And yet, the technology’s use in retail is controversial; in 2015 the federal Commerce Department attempted to craft voluntary standards for facial recognition, but pushback from retailers and associations was so strong that the effort ended up falling apart. More recently, multiple senators have introduced bills that would disallow retailers from using facial recognition technology without customers’ consent.
While some of this technology could be used for anonymized data collection, much of it may be deemed sensitive personal data — particularly when it comes to profiling scammers/shoplifters. Brick and mortar retailers fear that tight regulations on in-store technology could make it even harder to compete with e-commerce giants.
The True Cost of Banning In-Store AI
In-store promotions and mitigated losses through facial recognition technology have actually yielded lower returns than many retailers expected. The biggest potential loss, which could translate into millions of lost revenue, is in loyalty programs.

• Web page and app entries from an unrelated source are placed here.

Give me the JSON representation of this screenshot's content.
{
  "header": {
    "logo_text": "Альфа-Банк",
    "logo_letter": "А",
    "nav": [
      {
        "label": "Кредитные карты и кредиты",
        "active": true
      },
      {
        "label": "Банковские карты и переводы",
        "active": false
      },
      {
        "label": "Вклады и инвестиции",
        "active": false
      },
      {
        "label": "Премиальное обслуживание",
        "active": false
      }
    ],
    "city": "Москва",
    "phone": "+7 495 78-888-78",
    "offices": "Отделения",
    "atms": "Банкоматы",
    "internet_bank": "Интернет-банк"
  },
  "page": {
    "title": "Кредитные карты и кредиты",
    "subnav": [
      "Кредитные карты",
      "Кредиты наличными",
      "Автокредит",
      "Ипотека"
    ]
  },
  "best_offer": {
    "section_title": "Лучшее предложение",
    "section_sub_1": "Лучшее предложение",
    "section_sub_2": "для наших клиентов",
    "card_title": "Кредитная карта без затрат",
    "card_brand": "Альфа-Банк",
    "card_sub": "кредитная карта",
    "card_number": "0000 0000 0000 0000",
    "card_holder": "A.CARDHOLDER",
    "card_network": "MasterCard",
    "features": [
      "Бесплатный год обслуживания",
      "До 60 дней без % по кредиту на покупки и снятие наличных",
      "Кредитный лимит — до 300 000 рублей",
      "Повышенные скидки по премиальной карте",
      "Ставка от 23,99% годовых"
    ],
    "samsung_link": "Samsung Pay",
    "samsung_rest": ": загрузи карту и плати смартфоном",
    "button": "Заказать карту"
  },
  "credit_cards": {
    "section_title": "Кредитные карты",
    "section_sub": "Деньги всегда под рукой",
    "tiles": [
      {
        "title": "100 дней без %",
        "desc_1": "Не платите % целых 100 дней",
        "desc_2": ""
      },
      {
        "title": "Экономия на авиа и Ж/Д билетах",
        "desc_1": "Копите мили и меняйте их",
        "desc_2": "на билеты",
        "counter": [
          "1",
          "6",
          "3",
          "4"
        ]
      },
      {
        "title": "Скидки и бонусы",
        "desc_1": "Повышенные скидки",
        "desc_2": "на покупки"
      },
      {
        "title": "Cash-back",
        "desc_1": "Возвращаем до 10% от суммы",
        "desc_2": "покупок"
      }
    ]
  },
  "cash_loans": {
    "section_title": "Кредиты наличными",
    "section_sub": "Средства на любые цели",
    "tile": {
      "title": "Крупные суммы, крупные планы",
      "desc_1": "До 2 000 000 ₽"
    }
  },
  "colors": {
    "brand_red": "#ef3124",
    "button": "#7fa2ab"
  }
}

Chances are, however, that brick and mortar retailers will not come under fire for loyalty programs, and will instead be forced to reconsider bluetooth signaling and facial recognition technology — two components of retail that, as of now, don’t provide significant cost savings anyways. “Getting permission to collect personal from our existing loyalty users would be cumbersome, but ultimately is probably a good idea, from a regulation standpoint,” said one respondent to the NewtonX survey. “I don’t see GDPR-like rules severely limiting in-store operations.”